My research made it clear these sites fail to explain exactly what they are trying to achieve. I found that the “about” page was markedly absent from 8 out of 10 results in the top 10 Googled results for “CSS showcase”. By omitting these essential pages they leave their content open to misinterpretation. The 2 exceptions being cssbeauty and cssmania, both of whom try and explain their purpose.

Pretty sites are being listed, that’s it. So why not just say that? A disclaimer, stating that they are only showing these sites as reference and not promoting the listed sites as made entirely of CSS, would be helpful.

It seems that the showcase sites are just a front to generate revenue by hosting ads for sites like firehost(hosting) and psd2html (templating), elegantthemes (themes), resourcesfree online games and others. Or maybe its just an exercise in shameless self-publicity for designers who want their work featured. Then again, any publicity is good publicity, right?

The Solution

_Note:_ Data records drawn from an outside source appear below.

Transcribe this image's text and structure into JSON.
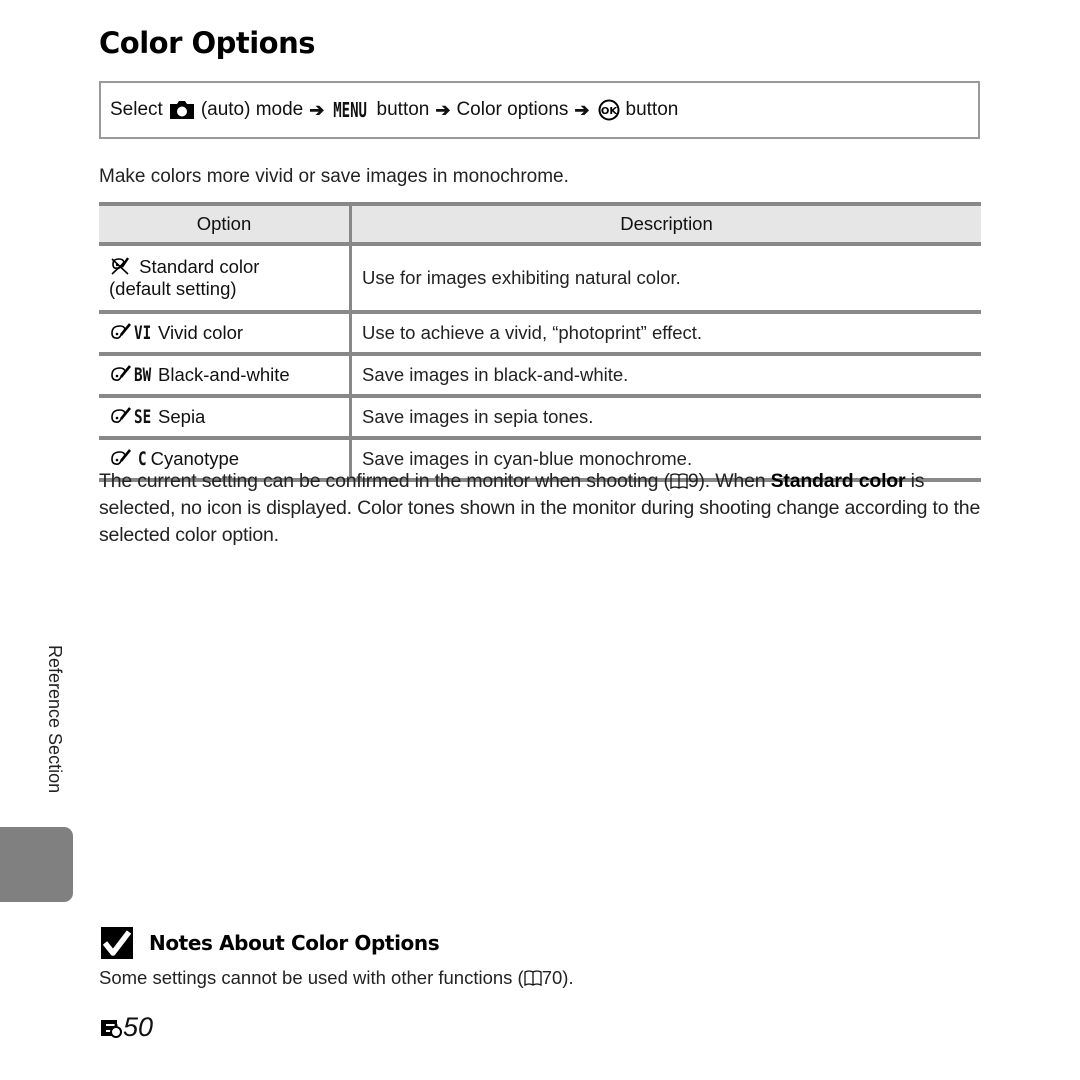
{
  "page": {
    "title": "Color Options",
    "nav_path": {
      "select": "Select",
      "mode_icon": "camera-auto-icon",
      "mode": "(auto) mode",
      "arrow": "➔",
      "menu_glyph": "MENU",
      "menu_suffix": "button",
      "step3": "Color options",
      "ok_icon": "ok-button-icon",
      "ok_suffix": "button"
    },
    "intro": "Make colors more vivid or save images in monochrome.",
    "table": {
      "headers": [
        "Option",
        "Description"
      ],
      "rows": [
        {
          "icon": "standard-color-icon",
          "code": "",
          "label": "Standard color",
          "sublabel": "(default setting)",
          "description": "Use for images exhibiting natural color."
        },
        {
          "icon": "palette-brush-icon",
          "code": "VI",
          "label": "Vivid color",
          "description": "Use to achieve a vivid, “photoprint” effect."
        },
        {
          "icon": "palette-brush-icon",
          "code": "BW",
          "label": "Black-and-white",
          "description": "Save images in black-and-white."
        },
        {
          "icon": "palette-brush-icon",
          "code": "SE",
          "label": "Sepia",
          "description": "Save images in sepia tones."
        },
        {
          "icon": "palette-brush-icon",
          "code": "C",
          "label": "Cyanotype",
          "description": "Save images in cyan-blue monochrome."
        }
      ]
    },
    "body": {
      "part1": "The current setting can be confirmed in the monitor when shooting (",
      "ref1": "9",
      "part2": "). When ",
      "bold": "Standard color",
      "part3": " is selected, no icon is displayed. Color tones shown in the monitor during shooting change according to the selected color option."
    },
    "side_label": "Reference Section",
    "notes": {
      "title": "Notes About Color Options",
      "text_before": "Some settings cannot be used with other functions (",
      "ref": "70",
      "text_after": ")."
    },
    "page_number": "50",
    "colors": {
      "rule": "#888888",
      "header_bg": "#e6e6e6",
      "side_tab": "#808080",
      "nav_border": "#9a9a9a"
    }
  }
}
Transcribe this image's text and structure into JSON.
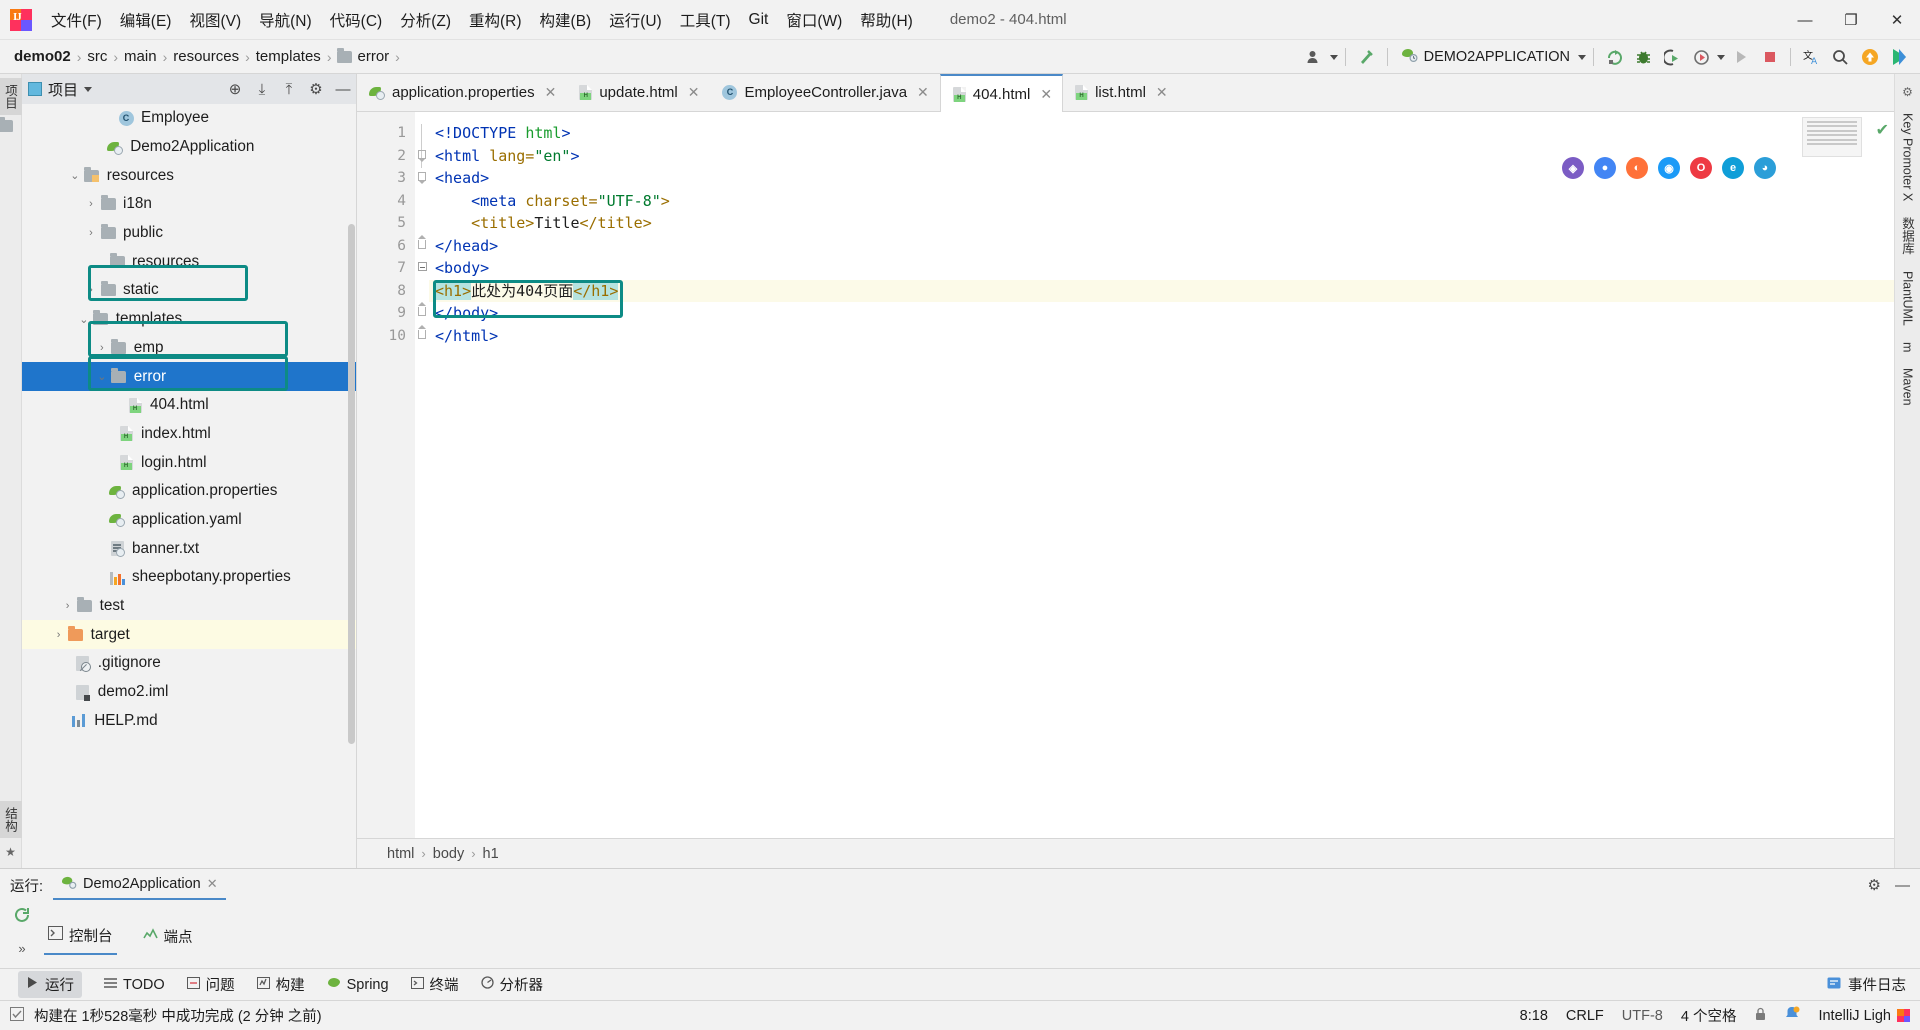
{
  "window": {
    "title": "demo2 - 404.html",
    "minimize_label": "—",
    "maximize_label": "❐",
    "close_label": "✕"
  },
  "menubar": {
    "items": [
      {
        "label": "文件(F)"
      },
      {
        "label": "编辑(E)"
      },
      {
        "label": "视图(V)"
      },
      {
        "label": "导航(N)"
      },
      {
        "label": "代码(C)"
      },
      {
        "label": "分析(Z)"
      },
      {
        "label": "重构(R)"
      },
      {
        "label": "构建(B)"
      },
      {
        "label": "运行(U)"
      },
      {
        "label": "工具(T)"
      },
      {
        "label": "Git"
      },
      {
        "label": "窗口(W)"
      },
      {
        "label": "帮助(H)"
      }
    ]
  },
  "navbar": {
    "breadcrumbs": [
      {
        "label": "demo02",
        "bold": true,
        "folder": false
      },
      {
        "label": "src",
        "bold": false,
        "folder": false
      },
      {
        "label": "main",
        "bold": false,
        "folder": false
      },
      {
        "label": "resources",
        "bold": false,
        "folder": false
      },
      {
        "label": "templates",
        "bold": false,
        "folder": false
      },
      {
        "label": "error",
        "bold": false,
        "folder": true
      }
    ],
    "separator": "›",
    "run_configuration": "DEMO2APPLICATION",
    "toolbar_icons": [
      {
        "name": "user-account-icon",
        "glyph": "👤"
      },
      {
        "name": "build-hammer-icon",
        "glyph": "╱"
      },
      {
        "name": "rerun-icon",
        "glyph": "↻"
      },
      {
        "name": "debug-bug-icon",
        "glyph": "🐞"
      },
      {
        "name": "coverage-icon",
        "glyph": "▶"
      },
      {
        "name": "profiler-icon",
        "glyph": "◔"
      },
      {
        "name": "run-icon",
        "glyph": "▶"
      },
      {
        "name": "stop-icon",
        "glyph": "■"
      },
      {
        "name": "translate-icon",
        "glyph": "文A"
      },
      {
        "name": "search-everywhere-icon",
        "glyph": "⚲"
      },
      {
        "name": "update-badge-icon",
        "glyph": "↑"
      },
      {
        "name": "ide-feature-icon",
        "glyph": "▶"
      }
    ]
  },
  "left_rail": {
    "tabs": [
      {
        "label": "项目"
      }
    ],
    "bottom_icons": [
      {
        "name": "structure-icon",
        "label": "结构"
      },
      {
        "name": "bookmarks-icon",
        "label": "★"
      }
    ]
  },
  "project_panel": {
    "title": "项目",
    "dropdown": "▾",
    "header_icons": [
      {
        "name": "locate-file-icon",
        "glyph": "⊕"
      },
      {
        "name": "expand-all-icon",
        "glyph": "⤓"
      },
      {
        "name": "collapse-all-icon",
        "glyph": "⤒"
      },
      {
        "name": "settings-gear-icon",
        "glyph": "⚙"
      },
      {
        "name": "hide-panel-icon",
        "glyph": "—"
      }
    ],
    "tree": [
      {
        "label": "Employee",
        "indent": 4,
        "icon": "class",
        "arrow": "none",
        "state": "normal"
      },
      {
        "label": "Demo2Application",
        "indent": 3.4,
        "icon": "spring",
        "arrow": "none",
        "state": "normal"
      },
      {
        "label": "resources",
        "indent": 2.1,
        "icon": "folder-res",
        "arrow": "down",
        "state": "normal"
      },
      {
        "label": "i18n",
        "indent": 3.0,
        "icon": "folder",
        "arrow": "right",
        "state": "normal"
      },
      {
        "label": "public",
        "indent": 3.0,
        "icon": "folder",
        "arrow": "right",
        "state": "normal"
      },
      {
        "label": "resources",
        "indent": 3.5,
        "icon": "folder",
        "arrow": "none",
        "state": "normal"
      },
      {
        "label": "static",
        "indent": 3.0,
        "icon": "folder",
        "arrow": "right",
        "state": "normal"
      },
      {
        "label": "templates",
        "indent": 2.6,
        "icon": "folder",
        "arrow": "down",
        "state": "annotated"
      },
      {
        "label": "emp",
        "indent": 3.6,
        "icon": "folder",
        "arrow": "right",
        "state": "normal"
      },
      {
        "label": "error",
        "indent": 3.6,
        "icon": "folder",
        "arrow": "down",
        "state": "selected"
      },
      {
        "label": "404.html",
        "indent": 4.5,
        "icon": "html",
        "arrow": "none",
        "state": "annotated"
      },
      {
        "label": "index.html",
        "indent": 4.0,
        "icon": "html",
        "arrow": "none",
        "state": "normal"
      },
      {
        "label": "login.html",
        "indent": 4.0,
        "icon": "html",
        "arrow": "none",
        "state": "normal"
      },
      {
        "label": "application.properties",
        "indent": 3.5,
        "icon": "spring",
        "arrow": "none",
        "state": "normal"
      },
      {
        "label": "application.yaml",
        "indent": 3.5,
        "icon": "spring",
        "arrow": "none",
        "state": "normal"
      },
      {
        "label": "banner.txt",
        "indent": 3.5,
        "icon": "txt",
        "arrow": "none",
        "state": "normal"
      },
      {
        "label": "sheepbotany.properties",
        "indent": 3.5,
        "icon": "prop",
        "arrow": "none",
        "state": "normal"
      },
      {
        "label": "test",
        "indent": 1.7,
        "icon": "folder",
        "arrow": "right",
        "state": "normal"
      },
      {
        "label": "target",
        "indent": 1.2,
        "icon": "folder-orange",
        "arrow": "right",
        "state": "highlight"
      },
      {
        "label": ".gitignore",
        "indent": 1.6,
        "icon": "git",
        "arrow": "none",
        "state": "normal"
      },
      {
        "label": "demo2.iml",
        "indent": 1.6,
        "icon": "iml",
        "arrow": "none",
        "state": "normal"
      },
      {
        "label": "HELP.md",
        "indent": 1.4,
        "icon": "md",
        "arrow": "none",
        "state": "normal"
      }
    ]
  },
  "editor": {
    "tabs": [
      {
        "label": "application.properties",
        "icon": "spring",
        "active": false,
        "close": "✕"
      },
      {
        "label": "update.html",
        "icon": "html",
        "active": false,
        "close": "✕"
      },
      {
        "label": "EmployeeController.java",
        "icon": "class",
        "active": false,
        "close": "✕"
      },
      {
        "label": "404.html",
        "icon": "html",
        "active": true,
        "close": "✕"
      },
      {
        "label": "list.html",
        "icon": "html",
        "active": false,
        "close": "✕"
      }
    ],
    "line_numbers": [
      "1",
      "2",
      "3",
      "4",
      "5",
      "6",
      "7",
      "8",
      "9",
      "10"
    ],
    "highlighted_line": 8,
    "code_lines": [
      {
        "n": 1,
        "segments": [
          {
            "t": "<!DOCTYPE ",
            "c": "doctype"
          },
          {
            "t": "html",
            "c": "doctype-name"
          },
          {
            "t": ">",
            "c": "doctype"
          }
        ],
        "indent": 0
      },
      {
        "n": 2,
        "segments": [
          {
            "t": "<html ",
            "c": "tag"
          },
          {
            "t": "lang=",
            "c": "attr"
          },
          {
            "t": "\"en\"",
            "c": "str"
          },
          {
            "t": ">",
            "c": "tag"
          }
        ],
        "indent": 0
      },
      {
        "n": 3,
        "segments": [
          {
            "t": "<head>",
            "c": "tag"
          }
        ],
        "indent": 0
      },
      {
        "n": 4,
        "segments": [
          {
            "t": "<meta ",
            "c": "tag"
          },
          {
            "t": "charset=",
            "c": "attr"
          },
          {
            "t": "\"UTF-8\"",
            "c": "str"
          },
          {
            "t": ">",
            "c": "attr"
          }
        ],
        "indent": 4
      },
      {
        "n": 5,
        "segments": [
          {
            "t": "<title>",
            "c": "attr"
          },
          {
            "t": "Title",
            "c": "txt"
          },
          {
            "t": "</title>",
            "c": "attr"
          }
        ],
        "indent": 4
      },
      {
        "n": 6,
        "segments": [
          {
            "t": "</head>",
            "c": "tag"
          }
        ],
        "indent": 0
      },
      {
        "n": 7,
        "segments": [
          {
            "t": "<body>",
            "c": "tag"
          }
        ],
        "indent": 0
      },
      {
        "n": 8,
        "segments": [
          {
            "t": "<h1>",
            "c": "attr sel-tok"
          },
          {
            "t": "此处为404页面",
            "c": "txt"
          },
          {
            "t": "</h1>",
            "c": "attr sel-tok"
          }
        ],
        "indent": 0
      },
      {
        "n": 9,
        "segments": [
          {
            "t": "</body>",
            "c": "tag"
          }
        ],
        "indent": 0
      },
      {
        "n": 10,
        "segments": [
          {
            "t": "</html>",
            "c": "tag"
          }
        ],
        "indent": 0
      }
    ],
    "structure_breadcrumb": [
      "html",
      "body",
      "h1"
    ],
    "breadcrumb_separator": "›",
    "inspection_status": "✔",
    "browser_icons": [
      {
        "name": "jetbrains-browser-icon",
        "color": "#7b5cc4",
        "glyph": "⌘"
      },
      {
        "name": "chrome-browser-icon",
        "color": "#4285f4",
        "glyph": "●"
      },
      {
        "name": "firefox-browser-icon",
        "color": "#ff7139",
        "glyph": "●"
      },
      {
        "name": "safari-browser-icon",
        "color": "#1b9af7",
        "glyph": "◉"
      },
      {
        "name": "opera-browser-icon",
        "color": "#ee3a43",
        "glyph": "O"
      },
      {
        "name": "edge-legacy-browser-icon",
        "color": "#0f9ed8",
        "glyph": "e"
      },
      {
        "name": "edge-browser-icon",
        "color": "#2b9ed8",
        "glyph": "◕"
      }
    ]
  },
  "right_rail": {
    "tabs": [
      {
        "label": "Key Promoter X"
      },
      {
        "label": "数据库"
      },
      {
        "label": "PlantUML"
      },
      {
        "label": "m"
      },
      {
        "label": "Maven"
      }
    ]
  },
  "run_panel": {
    "label": "运行:",
    "tab_name": "Demo2Application",
    "tab_close": "✕",
    "subtabs": [
      {
        "label": "控制台",
        "icon": "console-icon",
        "active": true
      },
      {
        "label": "端点",
        "icon": "endpoints-icon",
        "active": false
      }
    ],
    "header_icons": [
      {
        "name": "settings-gear-icon",
        "glyph": "⚙"
      },
      {
        "name": "hide-panel-icon",
        "glyph": "—"
      }
    ],
    "side_icons": [
      {
        "name": "rerun-icon",
        "glyph": "↺"
      },
      {
        "name": "expand-icon",
        "glyph": "»"
      }
    ]
  },
  "toolwindow_bar": {
    "items": [
      {
        "label": "运行",
        "icon": "run-icon",
        "active": true
      },
      {
        "label": "TODO",
        "icon": "todo-icon",
        "active": false
      },
      {
        "label": "问题",
        "icon": "problems-icon",
        "active": false
      },
      {
        "label": "构建",
        "icon": "build-icon",
        "active": false
      },
      {
        "label": "Spring",
        "icon": "spring-icon",
        "active": false
      },
      {
        "label": "终端",
        "icon": "terminal-icon",
        "active": false
      },
      {
        "label": "分析器",
        "icon": "profiler-icon",
        "active": false
      }
    ],
    "right": {
      "label": "事件日志",
      "icon": "event-log-icon"
    }
  },
  "statusbar": {
    "message": "构建在 1秒528毫秒 中成功完成 (2 分钟 之前)",
    "caret_position": "8:18",
    "line_separator": "CRLF",
    "encoding": "UTF-8",
    "indent": "4 个空格",
    "ide_name": "IntelliJ Ligh",
    "lock_icon": "🔒",
    "notification_icon": "🔔"
  },
  "colors": {
    "annotation_box": "#0d8b85",
    "selection_blue": "#1f75cb",
    "highlight_yellow": "#fdfbe3",
    "accent_tab": "#4a89c8"
  }
}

Showcase sites have done their bit in promoting the use of CSS. I propose they clear up what is really nothing more than a simple misunderstanding. The addition of those missing “about” pages is a start. This will ensure fledgling web designers / developers won’t get disillusioned when they find out they need some design skill and coding know-how to reproduce what they see on the showcase sites.

The issue here is the simple and effective communication of information or the lack thereof. After all, clarity is a part of clear and effective communication in web design is it not?

Further Reading

The following articles were all written well before 2010, yet we’re still facing the same problem.

– Simon Collison says these showcase sites have to change in order to survive. – The end of CSS showcases

– Simon Collison talks about showcases in general – Part 1: CSS showcases – the sites

– The author of this article takes a look at the very popular CSS showcase site, css Zen Garden. – css Zen